Posts by :

Monday Movement update #3

By

An elderly couple outside their home

Here’s your weekly update on what different members of the International Red Cross and Red Crescent Movement* are doing.

Tuberculosis: Tomorrow (24 March) is World TB Day. The Red Cross is working to prevent the spread of TB and stop discrimination against those living with it.

Red Cross staff held hostage: Staff members of the ICRC have now been held hostage in the Philippines for more than two months. The chairman of the Philippines Red Cross was able to speak to Mary Jean Lacaba, Eugenio Vagni and Andreas Notter on 19 March.

Bangladesh cyclone recovery: Cyclone Sidr struck Bangladesh on 15 November 2007, destroying thousands of homes. Now the Red Cross is making sure families, like Oazed Mridha Fakir and Anwara Begum (pictured), have stronger houses.

Sri Lanka conflict: As fighting continues in Sri Lanka, the ICRC is working to bring those trapped in the middle a little hope.

Water and conflict: At the Fifth World Water Forum in Istanbul, the ICRC called on governements to ensure civilians have access to water during conflicts. Read an interview with Robert Mardini, head of the ICRC’s water and habitat unit.

*The Movement is made of 186 National Societies (including the British Red Cross), the International Committee of the Red Cross (ICRC) and the International Federation.

Image © Sanjida S. Tawhid/IFRC

Monday Movement update

By

Here’s your weekly update on what different members of the International Red Cross and Red Crescent Movement* are doing.A child drinks from a tap

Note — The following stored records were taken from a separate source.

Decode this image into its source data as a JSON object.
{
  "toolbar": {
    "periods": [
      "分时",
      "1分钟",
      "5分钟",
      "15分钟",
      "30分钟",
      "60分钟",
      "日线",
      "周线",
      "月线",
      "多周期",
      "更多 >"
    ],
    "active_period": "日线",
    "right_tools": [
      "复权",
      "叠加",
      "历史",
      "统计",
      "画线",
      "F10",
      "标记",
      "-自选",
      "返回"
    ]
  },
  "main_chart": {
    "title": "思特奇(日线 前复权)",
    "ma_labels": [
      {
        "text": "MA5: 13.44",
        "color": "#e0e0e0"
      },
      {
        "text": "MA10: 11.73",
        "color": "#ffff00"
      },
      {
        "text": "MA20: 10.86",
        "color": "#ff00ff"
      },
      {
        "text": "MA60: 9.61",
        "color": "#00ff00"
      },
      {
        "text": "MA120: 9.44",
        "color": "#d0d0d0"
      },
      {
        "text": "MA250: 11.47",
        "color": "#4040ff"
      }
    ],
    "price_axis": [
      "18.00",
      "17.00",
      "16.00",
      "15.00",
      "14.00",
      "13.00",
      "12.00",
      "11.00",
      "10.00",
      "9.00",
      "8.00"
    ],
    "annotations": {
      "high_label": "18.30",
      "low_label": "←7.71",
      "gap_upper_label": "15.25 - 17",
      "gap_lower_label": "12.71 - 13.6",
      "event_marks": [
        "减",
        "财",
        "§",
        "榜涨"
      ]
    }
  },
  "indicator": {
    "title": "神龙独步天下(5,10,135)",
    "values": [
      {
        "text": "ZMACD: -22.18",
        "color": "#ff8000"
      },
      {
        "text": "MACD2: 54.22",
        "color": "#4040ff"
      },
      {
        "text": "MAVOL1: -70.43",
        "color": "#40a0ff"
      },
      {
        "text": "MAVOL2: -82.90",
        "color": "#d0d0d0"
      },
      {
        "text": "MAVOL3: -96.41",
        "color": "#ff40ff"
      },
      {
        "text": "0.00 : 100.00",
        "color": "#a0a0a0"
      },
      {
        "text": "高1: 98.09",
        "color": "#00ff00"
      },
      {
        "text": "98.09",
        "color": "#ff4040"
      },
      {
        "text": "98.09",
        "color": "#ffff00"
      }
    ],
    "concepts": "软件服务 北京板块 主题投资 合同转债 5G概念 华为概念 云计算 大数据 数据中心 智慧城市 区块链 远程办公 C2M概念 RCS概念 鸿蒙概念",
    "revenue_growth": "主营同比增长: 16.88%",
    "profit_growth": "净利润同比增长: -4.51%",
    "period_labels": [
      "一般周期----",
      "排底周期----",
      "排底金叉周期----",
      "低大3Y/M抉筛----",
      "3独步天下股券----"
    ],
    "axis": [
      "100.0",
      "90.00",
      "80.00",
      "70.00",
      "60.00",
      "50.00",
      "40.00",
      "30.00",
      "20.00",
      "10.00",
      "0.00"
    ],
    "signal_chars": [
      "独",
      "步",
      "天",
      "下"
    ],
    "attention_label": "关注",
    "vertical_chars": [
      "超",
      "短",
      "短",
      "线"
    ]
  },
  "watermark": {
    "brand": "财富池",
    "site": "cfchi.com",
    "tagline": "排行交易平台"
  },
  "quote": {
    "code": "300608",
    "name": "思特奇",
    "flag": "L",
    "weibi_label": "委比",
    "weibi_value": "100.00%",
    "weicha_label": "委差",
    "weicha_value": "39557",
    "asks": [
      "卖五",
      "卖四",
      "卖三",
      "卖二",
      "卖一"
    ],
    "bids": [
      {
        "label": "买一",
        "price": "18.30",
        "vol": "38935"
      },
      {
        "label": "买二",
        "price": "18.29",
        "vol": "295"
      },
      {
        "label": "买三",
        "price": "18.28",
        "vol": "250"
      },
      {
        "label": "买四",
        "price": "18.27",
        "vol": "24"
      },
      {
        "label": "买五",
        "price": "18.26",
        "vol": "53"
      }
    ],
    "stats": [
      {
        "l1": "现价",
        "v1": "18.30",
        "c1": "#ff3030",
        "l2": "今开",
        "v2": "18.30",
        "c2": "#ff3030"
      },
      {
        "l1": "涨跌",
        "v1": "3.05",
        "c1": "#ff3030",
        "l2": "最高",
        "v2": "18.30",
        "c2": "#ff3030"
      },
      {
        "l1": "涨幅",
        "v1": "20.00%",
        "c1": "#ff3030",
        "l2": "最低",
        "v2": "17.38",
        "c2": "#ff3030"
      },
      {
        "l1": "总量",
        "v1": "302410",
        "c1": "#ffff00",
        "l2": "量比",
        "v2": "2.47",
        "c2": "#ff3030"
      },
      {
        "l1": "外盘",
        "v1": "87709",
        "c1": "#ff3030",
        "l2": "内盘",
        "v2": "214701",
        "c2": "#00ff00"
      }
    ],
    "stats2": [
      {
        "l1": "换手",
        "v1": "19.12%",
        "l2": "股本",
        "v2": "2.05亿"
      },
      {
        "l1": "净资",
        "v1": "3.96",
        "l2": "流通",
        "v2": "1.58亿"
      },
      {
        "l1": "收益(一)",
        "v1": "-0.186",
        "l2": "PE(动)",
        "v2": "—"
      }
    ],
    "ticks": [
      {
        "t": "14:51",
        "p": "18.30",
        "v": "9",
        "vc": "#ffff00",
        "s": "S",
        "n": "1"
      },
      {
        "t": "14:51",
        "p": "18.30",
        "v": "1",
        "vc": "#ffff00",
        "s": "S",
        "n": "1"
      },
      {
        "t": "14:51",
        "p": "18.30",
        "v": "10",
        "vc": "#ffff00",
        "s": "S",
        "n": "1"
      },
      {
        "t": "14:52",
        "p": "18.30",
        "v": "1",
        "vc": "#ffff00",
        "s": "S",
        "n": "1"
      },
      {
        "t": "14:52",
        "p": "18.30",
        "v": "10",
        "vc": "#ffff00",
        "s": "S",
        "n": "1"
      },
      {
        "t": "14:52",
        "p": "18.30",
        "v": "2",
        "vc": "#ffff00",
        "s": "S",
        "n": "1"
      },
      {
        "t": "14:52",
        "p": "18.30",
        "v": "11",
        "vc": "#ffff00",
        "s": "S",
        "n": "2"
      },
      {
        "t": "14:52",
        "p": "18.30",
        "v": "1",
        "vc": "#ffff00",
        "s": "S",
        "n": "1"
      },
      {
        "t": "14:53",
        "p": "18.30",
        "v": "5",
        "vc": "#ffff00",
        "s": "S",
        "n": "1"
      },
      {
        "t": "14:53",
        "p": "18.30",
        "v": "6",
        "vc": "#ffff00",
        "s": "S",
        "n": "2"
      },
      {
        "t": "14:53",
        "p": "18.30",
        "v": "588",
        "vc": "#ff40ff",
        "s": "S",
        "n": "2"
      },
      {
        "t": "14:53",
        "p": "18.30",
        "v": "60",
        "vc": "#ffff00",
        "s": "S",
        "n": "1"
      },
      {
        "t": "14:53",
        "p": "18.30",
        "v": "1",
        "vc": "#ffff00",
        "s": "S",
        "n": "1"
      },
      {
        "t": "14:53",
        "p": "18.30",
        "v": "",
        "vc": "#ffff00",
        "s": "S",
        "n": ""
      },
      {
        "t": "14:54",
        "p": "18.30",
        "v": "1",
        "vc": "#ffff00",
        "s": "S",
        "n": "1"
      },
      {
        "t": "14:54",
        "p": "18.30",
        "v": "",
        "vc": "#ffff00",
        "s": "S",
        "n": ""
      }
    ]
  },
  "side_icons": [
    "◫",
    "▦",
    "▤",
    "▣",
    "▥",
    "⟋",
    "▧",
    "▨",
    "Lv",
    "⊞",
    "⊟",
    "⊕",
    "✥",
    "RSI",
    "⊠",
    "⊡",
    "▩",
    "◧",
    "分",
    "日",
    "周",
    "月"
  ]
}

World Water Day photos: More than a billion people lack a basic water supply and diarrhoeal diseases like cholera are on the rise. For World Water Day (22 March), the International Federation has created a photo gallery showing how it’s working with communities to improve their access to water.

Democratic Republic of Congo photo gallery: More than 1.2 million people have fled violence in North Kivu province since 2007. The ICRC has created a photo gallery on their website showing their work there. You can also read an interview with Carl de Keyzer, the Magnum Photos photographer who took the pictures.

Human trafficking in Eastern Europe: The Red Cross and other international organisations are warning the economic recession could lead to a rise in human trafficking.

Madagascar demonstrations: Political demonstrations in Madagascar have sparked violence for the past month and Malagasy Red Cross first aid volunteers have been out helping those caught up. They’re the only organisation providing first aid and getting people to hospital, making them local heroes.

*The Movement is made of 186 National Societies (including the British Red Cross), the International Committee of the Red Cross (ICRC) and the International Federation.

Image © Jakob Dall/Danish Red Cross

Becoming a filmmaker in Sierra Leone

By

Group of kids wavingExciting day today. Last month I was in Sierra Leone and today, the two short films I produced on Red Cross programmes out there go live on the web. So, I know it’s a shameless plug but I hope you check them out.

Because I’m telling you, I’ve never worked so hard in my life – being a first time producer I had no idea what I was letting myself in for – it’s a really labour intensive job. But I loved every minute.

Sierra Leone’s decade-long civil war ended in 2002 and since then the Red Cross has been helping people recover and build peace in communities that were torn apart by the conflict. I guess all civil wars are brutal and this one certainly didn’t buck the trend. I watched Sorius Samura’s documentary Cry Freetown before I went – it’s truly shocking. More

Preparing for the year ahead

By

Ambulance with blue lights lit

I signed up for quite a few ambulance duties at my local Red Cross centre meeting last night. All of them were grass track duties, held at St Neots Autograss Club in Wyboston.

This was my first grass track event. Grass track racing is held up and down the country and involves varying amount of cars, either in the same class or an open-class event, hurtling around a mud (presumably once grass) track. I think it was in September – near the end of the season. I was part of a team of two/three ambulance crews, several first aiders and paramedic support. More

Welcome to Red Cross Radio!

By

The British Red Cross is running a short series of podcasts. Every other Friday between 10 October and 21 November, we’ll be uploading a new episode of Red Cross Radio, our podcast programme featuring the incredible stories of our volunteers, staff and the people we’re helping in the UK and across the world.

Subscribe to Red Cross Radio so it automatically downloads onto your iPod or MP3 player, or just hit Play and listen on your computer.

We welcome your suggestions and comments – whether complimentary or critical. Email us at podcasts@redcross.org.uk.

For more information, visit our podcasting page on our website.